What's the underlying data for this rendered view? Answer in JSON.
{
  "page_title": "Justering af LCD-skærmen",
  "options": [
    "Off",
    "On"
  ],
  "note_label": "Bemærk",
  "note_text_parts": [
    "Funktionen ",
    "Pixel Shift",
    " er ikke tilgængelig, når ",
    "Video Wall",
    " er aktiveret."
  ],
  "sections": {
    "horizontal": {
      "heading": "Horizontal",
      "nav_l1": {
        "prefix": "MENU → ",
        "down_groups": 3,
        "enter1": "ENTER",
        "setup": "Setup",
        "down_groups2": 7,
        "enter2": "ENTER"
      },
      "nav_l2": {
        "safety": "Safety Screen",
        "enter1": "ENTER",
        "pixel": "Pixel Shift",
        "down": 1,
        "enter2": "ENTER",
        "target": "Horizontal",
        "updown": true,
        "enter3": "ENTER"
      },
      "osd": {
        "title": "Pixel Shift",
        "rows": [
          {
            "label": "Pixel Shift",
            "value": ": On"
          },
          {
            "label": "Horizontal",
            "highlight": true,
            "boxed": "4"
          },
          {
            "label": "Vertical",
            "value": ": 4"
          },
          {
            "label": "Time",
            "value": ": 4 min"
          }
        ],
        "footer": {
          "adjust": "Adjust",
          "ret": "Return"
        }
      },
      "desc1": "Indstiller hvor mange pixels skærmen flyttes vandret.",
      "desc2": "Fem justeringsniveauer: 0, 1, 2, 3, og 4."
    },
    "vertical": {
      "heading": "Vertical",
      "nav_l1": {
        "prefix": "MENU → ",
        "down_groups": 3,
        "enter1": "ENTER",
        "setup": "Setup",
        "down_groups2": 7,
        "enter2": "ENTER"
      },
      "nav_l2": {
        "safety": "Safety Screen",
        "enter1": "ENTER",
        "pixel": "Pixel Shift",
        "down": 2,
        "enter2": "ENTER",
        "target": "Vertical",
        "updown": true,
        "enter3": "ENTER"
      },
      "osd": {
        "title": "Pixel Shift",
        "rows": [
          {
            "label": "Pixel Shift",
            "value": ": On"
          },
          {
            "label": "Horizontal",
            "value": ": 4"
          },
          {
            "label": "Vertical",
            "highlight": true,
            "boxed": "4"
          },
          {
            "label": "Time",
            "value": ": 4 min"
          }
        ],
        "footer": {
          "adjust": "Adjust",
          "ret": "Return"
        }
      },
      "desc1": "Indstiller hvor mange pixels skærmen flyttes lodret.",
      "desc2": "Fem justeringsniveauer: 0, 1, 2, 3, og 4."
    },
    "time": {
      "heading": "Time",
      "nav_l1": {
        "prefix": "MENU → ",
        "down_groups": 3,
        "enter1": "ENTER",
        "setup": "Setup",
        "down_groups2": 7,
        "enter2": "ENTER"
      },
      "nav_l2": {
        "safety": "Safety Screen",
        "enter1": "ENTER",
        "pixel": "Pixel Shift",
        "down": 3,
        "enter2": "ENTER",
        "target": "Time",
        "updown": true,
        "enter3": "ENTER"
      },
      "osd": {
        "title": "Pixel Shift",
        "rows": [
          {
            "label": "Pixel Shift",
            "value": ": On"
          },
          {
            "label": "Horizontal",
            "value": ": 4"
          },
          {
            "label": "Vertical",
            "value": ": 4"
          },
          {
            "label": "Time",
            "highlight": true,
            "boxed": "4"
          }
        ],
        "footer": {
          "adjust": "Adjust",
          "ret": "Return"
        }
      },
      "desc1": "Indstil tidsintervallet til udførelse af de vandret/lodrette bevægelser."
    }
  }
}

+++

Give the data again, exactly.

§ **Response to the task**:
What's the underlying data for this rendered view? Answer in JSON.
{
  "page_title": "Justering af LCD-skærmen",
  "options": [
    "Off",
    "On"
  ],
  "note_label": "Bemærk",
  "note_text_parts": [
    "Funktionen ",
    "Pixel Shift",
    " er ikke tilgængelig, når ",
    "Video Wall",
    " er aktiveret."
  ],
  "sections": {
    "horizontal": {
      "heading": "Horizontal",
      "nav_l1": {
        "prefix": "MENU → ",
        "down_groups": 3,
        "enter1": "ENTER",
        "setup": "Setup",
        "down_groups2": 7,
        "enter2": "ENTER"
      },
      "nav_l2": {
        "safety": "Safety Screen",
        "enter1": "ENTER",
        "pixel": "Pixel Shift",
        "down": 1,
        "enter2": "ENTER",
        "target": "Horizontal",
        "updown": true,
        "enter3": "ENTER"
      },
      "osd": {
        "title": "Pixel Shift",
        "rows": [
          {
            "label": "Pixel Shift",
            "value": ": On"
          },
          {
            "label": "Horizontal",
            "highlight": true,
            "boxed": "4"
          },
          {
            "label": "Vertical",
            "value": ": 4"
          },
          {
            "label": "Time",
            "value": ": 4 min"
          }
        ],
        "footer": {
          "adjust": "Adjust",
          "ret": "Return"
        }
      },
      "desc1": "Indstiller hvor mange pixels skærmen flyttes vandret.",
      "desc2": "Fem justeringsniveauer: 0, 1, 2, 3, og 4."
    },
    "vertical": {
      "heading": "Vertical",
      "nav_l1": {
        "prefix": "MENU → ",
        "down_groups": 3,
        "enter1": "ENTER",
        "setup": "Setup",
        "down_groups2": 7,
        "enter2": "ENTER"
      },
      "nav_l2": {
        "safety": "Safety Screen",
        "enter1": "ENTER",
        "pixel": "Pixel Shift",
        "down": 2,
        "enter2": "ENTER",
        "target": "Vertical",
        "updown": true,
        "enter3": "ENTER"
      },
      "osd": {
        "title": "Pixel Shift",
        "rows": [
          {
            "label": "Pixel Shift",
            "value": ": On"
          },
          {
            "label": "Horizontal",
            "value": ": 4"
          },
          {
            "label": "Vertical",
            "highlight": true,
            "boxed": "4"
          },
          {
            "label": "Time",
            "value": ": 4 min"
          }
        ],
        "footer": {
          "adjust": "Adjust",
          "ret": "Return"
        }
      },
      "desc1": "Indstiller hvor mange pixels skærmen flyttes lodret.",
      "desc2": "Fem justeringsniveauer: 0, 1, 2, 3, og 4."
    },
    "time": {
      "heading": "Time",
      "nav_l1": {
        "prefix": "MENU → ",
        "down_groups": 3,
        "enter1": "ENTER",
        "setup": "Setup",
        "down_groups2": 7,
        "enter2": "ENTER"
      },
      "nav_l2": {
        "safety": "Safety Screen",
        "enter1": "ENTER",
        "pixel": "Pixel Shift",
        "down": 3,
        "enter2": "ENTER",
        "target": "Time",
        "updown": true,
        "enter3": "ENTER"
      },
      "osd": {
        "title": "Pixel Shift",
        "rows": [
          {
            "label": "Pixel Shift",
            "value": ": On"
          },
          {
            "label": "Horizontal",
            "value": ": 4"
          },
          {
            "label": "Vertical",
            "value": ": 4"
          },
          {
            "label": "Time",
            "highlight": true,
            "boxed": "4"
          }
        ],
        "footer": {
          "adjust": "Adjust",
          "ret": "Return"
        }
      },
      "desc1": "Indstil tidsintervallet til udførelse af de vandret/lodrette bevægelser."
    }
  }
}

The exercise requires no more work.